Don’t get distracted, this isn’t a ‘That’s what she said’ moment – we’re referring to the utility items you carry along with you. You should be carrying the smallest and lightest things that perfectly meet your needs. Bulky, metal pocket knives can be replaced by lighter, more nifty ones that are still sturdy enough to do the job. If you’re carrying a book along with you to read, take off the bulky cover. Better yet, buy the most compact one you can find. The smallest things make a difference, so stop at nothing.
Take Just Enough Gear
You’re probably thinking ‘Wow, this couldn’t get more vague’. And truth be told, it is a bit vague. But that’s because it depends on you. One of the most important tips for an ultralight backpacking trip is to know what not to carry. The fear of running out makes us overdo the packing, and that’s just what we have to face. You’re going to find yourself on the fence with a lot of items. When you do, ask yourself what’s the worst that could happen if you didn’t have that one item or piece of gear with you. Most often, you’ll realize you’ll be A-Okay.
Properly Measure Weight
As mentioned, there’s no real hard and fast rule about how much weight qualifies as ultralight backpacking. How much you eventually carry will come down to how much your ultralight backpack can hold. But if you plan on taking ultralight backpacking seriously, we recommend getting a digital scale. This helps you truly get to the nitty gritties and shave off weight wherever you can help it. Plus, it helps keep track of the minute details about how much weight you carry. All those extra milligrams of weight definitely add up, and getting a scale to measure it all can help loads.
This may seem like a silly suggestion, but let’s face it, getting fit before a big trip makes a load of difference to how you handle it. Your ultralight backpacking experience will only be that much more enjoyable when you have the stamina and strength to tackle a much heavier backpack.
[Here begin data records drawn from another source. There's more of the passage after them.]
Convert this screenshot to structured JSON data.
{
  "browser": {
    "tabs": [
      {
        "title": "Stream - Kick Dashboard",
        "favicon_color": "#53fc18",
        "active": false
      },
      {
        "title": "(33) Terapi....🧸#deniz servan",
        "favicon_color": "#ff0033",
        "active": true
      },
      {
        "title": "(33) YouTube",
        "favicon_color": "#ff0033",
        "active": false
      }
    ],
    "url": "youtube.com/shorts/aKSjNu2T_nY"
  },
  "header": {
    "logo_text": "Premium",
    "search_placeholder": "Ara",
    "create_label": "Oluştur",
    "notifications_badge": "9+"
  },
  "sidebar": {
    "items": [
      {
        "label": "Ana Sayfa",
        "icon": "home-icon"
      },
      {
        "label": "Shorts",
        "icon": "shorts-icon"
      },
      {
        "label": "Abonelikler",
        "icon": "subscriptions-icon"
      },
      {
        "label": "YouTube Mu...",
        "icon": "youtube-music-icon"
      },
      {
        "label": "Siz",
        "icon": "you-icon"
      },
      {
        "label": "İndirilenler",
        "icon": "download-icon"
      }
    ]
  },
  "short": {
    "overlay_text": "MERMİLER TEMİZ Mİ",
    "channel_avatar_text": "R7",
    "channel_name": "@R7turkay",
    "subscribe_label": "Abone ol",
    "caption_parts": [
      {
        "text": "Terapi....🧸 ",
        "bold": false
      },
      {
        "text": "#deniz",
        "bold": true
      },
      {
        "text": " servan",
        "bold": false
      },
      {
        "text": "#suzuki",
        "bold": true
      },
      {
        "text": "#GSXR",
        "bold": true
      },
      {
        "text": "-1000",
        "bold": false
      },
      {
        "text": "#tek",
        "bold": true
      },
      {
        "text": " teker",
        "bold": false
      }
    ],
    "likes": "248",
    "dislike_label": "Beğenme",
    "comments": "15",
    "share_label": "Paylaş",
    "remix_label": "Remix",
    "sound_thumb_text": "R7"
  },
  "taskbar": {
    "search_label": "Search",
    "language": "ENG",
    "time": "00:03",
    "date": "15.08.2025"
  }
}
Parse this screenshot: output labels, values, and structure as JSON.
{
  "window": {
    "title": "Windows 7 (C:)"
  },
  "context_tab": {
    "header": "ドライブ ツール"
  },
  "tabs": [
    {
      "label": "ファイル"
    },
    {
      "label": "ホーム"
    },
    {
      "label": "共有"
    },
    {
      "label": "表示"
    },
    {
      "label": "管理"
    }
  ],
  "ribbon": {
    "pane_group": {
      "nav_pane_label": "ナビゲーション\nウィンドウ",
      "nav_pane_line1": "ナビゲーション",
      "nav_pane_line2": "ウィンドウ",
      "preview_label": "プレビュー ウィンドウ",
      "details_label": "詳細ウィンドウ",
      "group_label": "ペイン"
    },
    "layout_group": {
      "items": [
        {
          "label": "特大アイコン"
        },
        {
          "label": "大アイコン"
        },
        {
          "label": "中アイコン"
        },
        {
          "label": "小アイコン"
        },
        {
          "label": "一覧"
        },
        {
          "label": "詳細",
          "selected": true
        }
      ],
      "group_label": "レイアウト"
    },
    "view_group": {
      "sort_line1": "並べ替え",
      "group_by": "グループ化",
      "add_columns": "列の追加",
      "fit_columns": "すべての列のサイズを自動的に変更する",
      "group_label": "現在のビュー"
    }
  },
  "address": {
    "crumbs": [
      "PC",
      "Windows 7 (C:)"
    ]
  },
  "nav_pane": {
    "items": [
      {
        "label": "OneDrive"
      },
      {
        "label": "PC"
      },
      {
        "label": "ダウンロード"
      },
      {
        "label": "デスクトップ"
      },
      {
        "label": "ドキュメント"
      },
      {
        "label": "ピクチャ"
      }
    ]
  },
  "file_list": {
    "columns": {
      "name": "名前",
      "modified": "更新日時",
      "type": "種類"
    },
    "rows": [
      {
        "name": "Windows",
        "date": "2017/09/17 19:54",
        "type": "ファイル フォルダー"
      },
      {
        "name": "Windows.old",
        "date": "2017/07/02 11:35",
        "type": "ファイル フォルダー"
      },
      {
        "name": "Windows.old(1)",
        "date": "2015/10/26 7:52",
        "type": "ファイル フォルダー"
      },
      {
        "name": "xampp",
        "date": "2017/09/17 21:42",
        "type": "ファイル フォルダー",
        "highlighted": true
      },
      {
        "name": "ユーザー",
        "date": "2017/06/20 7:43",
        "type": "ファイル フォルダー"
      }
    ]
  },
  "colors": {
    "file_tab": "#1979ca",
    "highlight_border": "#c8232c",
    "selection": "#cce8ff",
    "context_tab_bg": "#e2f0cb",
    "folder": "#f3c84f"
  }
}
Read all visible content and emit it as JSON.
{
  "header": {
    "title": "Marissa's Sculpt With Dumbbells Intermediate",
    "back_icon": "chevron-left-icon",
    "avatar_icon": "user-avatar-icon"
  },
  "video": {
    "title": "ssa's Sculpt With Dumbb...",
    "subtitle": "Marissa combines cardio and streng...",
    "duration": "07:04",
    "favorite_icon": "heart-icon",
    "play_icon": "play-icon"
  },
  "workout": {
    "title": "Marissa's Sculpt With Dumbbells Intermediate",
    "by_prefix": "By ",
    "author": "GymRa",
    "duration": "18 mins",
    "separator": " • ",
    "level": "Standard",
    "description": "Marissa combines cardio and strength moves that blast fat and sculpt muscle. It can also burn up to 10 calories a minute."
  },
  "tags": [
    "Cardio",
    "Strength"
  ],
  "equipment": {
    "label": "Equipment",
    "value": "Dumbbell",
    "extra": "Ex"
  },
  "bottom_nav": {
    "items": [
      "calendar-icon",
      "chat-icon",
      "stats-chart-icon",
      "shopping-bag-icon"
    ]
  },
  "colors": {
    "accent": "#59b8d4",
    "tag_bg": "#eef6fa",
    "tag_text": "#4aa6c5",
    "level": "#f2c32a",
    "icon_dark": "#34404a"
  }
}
This leaves you considerably more relaxed at the end of each day, and leaves your mind free to appreciate the nature around you instead of being occupied with how much you ache.
While these tips for an ultralight backpacking trip should be enough preparation, make sure you also book some accommodation for your destinations. goSTOPS hostels are located in over 19 places in India, so we can provide that affordable yet comfortable stay for when you’re too weary and in need of a break.
What Is A Good Base Weight For Ultralight Backpacking?
You’re considered an ultralight backpacker if your base weight is under 4.5 kgs. Traditional backpackers have a base weight of under 14 kgs.
What Do I Need For Ultralight Backpacking?
Among the list of things you need are ultralight camping equipment, raincover, sleeping shelter, waterproof compression sack and firestarters.
How Do You Pack A Lighter For Backpacking?
There are many good lighters you can carry with you on a backpacking trip. Make sure they’re water and weatherproof. In addition, ensure they’re sturdy and can handle being tossed around a bag for hours.
Is Ultralight Backpacking Necessary?
No, ultralight backpacking is far from a necessity. It proves advantageous if you’re looking to cut down on the weight of your pack, but by no means is it a compulsion.